Comments Wednesday from a chief proponent of State Question 777 before the Norman Chamber of Commerce shows even supporters of the proposal recognize it is flawed.
As reported by the Norman Transcript, when it comes to State Question 777's ballot language requiring a "compelling state interest," Farm Bureau President Tom Buchanan told the Norman Chamber of Commerce yesterday that, "I wish that language weren't in there."
Drew Edmondson, chair of the Oklahoma Stewardship Council and former state attorney general, said the admission yesterday by a chief advocate of the proposal proves SQ 777 is faulty.
"Even the YES campaign now admits their question goes too far,” said Edmondson. “We’ve been saying all along that a measure like this has no place in our state constitution.“
The comment from Buchanan came after a Norman attorney attending his speech opined that requiring “compelling state interest” in a constitutional amendment would make it nearly impossible for lawmakers to pass laws to protect local water supplies and air quality, leaving everything in the hands of the federal government.
The term “compelling state interest” is a legal term applied to fundamental rights protected by “strict scrutiny.” "Compelling state interest" is generally associated with such constitutional rights as freedom of speech and religion and not with local water and air quality. Many legal experts in Oklahoma have said that requiring "compelling state interest" is one of 777’s dangerous flaws. Until yesterday in Norman, Buchanan disagreed with the legal experts.
"As we have said for months," Edmondson said, "SQ 777 poses serious legal problems for Oklahoma's legislature, state regulatory agencies, counties and municipalities, while doing nothing for Oklahoma family farmers."
The language in the state question originated with the American Legislative Exchange Council and has been shopped in other states around the country.
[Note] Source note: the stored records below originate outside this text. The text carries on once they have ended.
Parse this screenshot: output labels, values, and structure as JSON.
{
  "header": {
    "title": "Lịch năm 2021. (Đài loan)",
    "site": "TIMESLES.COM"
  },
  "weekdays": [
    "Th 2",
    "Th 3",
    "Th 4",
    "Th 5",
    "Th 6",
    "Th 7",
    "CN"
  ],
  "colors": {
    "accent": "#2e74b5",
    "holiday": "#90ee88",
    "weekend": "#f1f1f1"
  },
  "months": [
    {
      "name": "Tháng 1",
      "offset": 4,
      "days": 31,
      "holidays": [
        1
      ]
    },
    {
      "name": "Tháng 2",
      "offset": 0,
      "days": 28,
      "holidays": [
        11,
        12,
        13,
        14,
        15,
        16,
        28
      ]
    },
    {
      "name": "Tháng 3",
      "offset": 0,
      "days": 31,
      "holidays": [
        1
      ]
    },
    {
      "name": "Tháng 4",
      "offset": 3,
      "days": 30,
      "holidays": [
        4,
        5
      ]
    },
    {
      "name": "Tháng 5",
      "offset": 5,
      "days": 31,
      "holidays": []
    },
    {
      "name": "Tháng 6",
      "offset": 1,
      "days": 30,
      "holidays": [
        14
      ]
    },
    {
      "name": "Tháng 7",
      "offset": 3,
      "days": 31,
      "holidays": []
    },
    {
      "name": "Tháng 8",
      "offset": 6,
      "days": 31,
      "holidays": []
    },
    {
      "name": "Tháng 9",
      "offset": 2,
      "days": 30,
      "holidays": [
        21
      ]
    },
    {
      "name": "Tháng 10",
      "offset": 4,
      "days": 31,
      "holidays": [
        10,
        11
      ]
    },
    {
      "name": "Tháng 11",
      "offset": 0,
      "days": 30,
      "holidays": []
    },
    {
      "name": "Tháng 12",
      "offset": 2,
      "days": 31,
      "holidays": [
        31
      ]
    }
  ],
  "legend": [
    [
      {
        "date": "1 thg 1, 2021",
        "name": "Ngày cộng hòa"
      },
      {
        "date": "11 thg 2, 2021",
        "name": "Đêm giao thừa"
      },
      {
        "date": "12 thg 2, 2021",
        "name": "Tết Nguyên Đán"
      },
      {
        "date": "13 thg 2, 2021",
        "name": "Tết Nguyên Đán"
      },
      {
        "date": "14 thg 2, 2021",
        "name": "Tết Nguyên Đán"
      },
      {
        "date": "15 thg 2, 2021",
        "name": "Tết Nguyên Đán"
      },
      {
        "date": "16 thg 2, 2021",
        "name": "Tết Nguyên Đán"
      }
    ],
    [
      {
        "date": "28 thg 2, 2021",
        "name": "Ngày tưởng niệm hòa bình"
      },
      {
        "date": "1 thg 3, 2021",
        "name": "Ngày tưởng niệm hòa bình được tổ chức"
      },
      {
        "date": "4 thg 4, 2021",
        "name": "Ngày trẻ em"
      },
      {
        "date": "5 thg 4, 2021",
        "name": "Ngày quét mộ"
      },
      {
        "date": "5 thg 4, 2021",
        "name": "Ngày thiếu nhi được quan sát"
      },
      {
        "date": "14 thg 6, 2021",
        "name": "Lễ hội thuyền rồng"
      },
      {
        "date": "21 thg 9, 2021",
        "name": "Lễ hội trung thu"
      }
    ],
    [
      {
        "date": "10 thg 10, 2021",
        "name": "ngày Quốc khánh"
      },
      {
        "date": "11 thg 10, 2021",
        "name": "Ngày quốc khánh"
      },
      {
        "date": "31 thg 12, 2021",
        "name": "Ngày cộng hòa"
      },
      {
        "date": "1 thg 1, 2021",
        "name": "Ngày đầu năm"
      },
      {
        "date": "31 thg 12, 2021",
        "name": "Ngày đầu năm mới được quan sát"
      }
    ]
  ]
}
But Oklahoma stands alone in requiring a "compelling state interest." That language is not included in the original ALEC bill or in laws that passed in North Dakota and Missouri.
The Oklahoma Stewardship Council is a coalition of family farmers, community leaders and concerned citizens opposing State Question 777. Other organizations that have come against 777 include but are not limited to: Inter-Tribal Council of the Five Civilized Tribes, Oklahoma Municipal League, League of Women Voters, Oklahoma City City Council, Edmond City Council, the Association of Central Oklahoma Governments, Save the Illinois River, Conservation Coalition of Oklahoma, Humane Society of the United States, Humane Society Legislative Fund, Bella Foundation, Oklahomans for Food, Farm and Family, Oklahoma Food Cooperative, Sierra Club, Oklahoma Welfare League, Oklahoma Alliance for Animals and Oklahoma Coalition of Animal Rescuers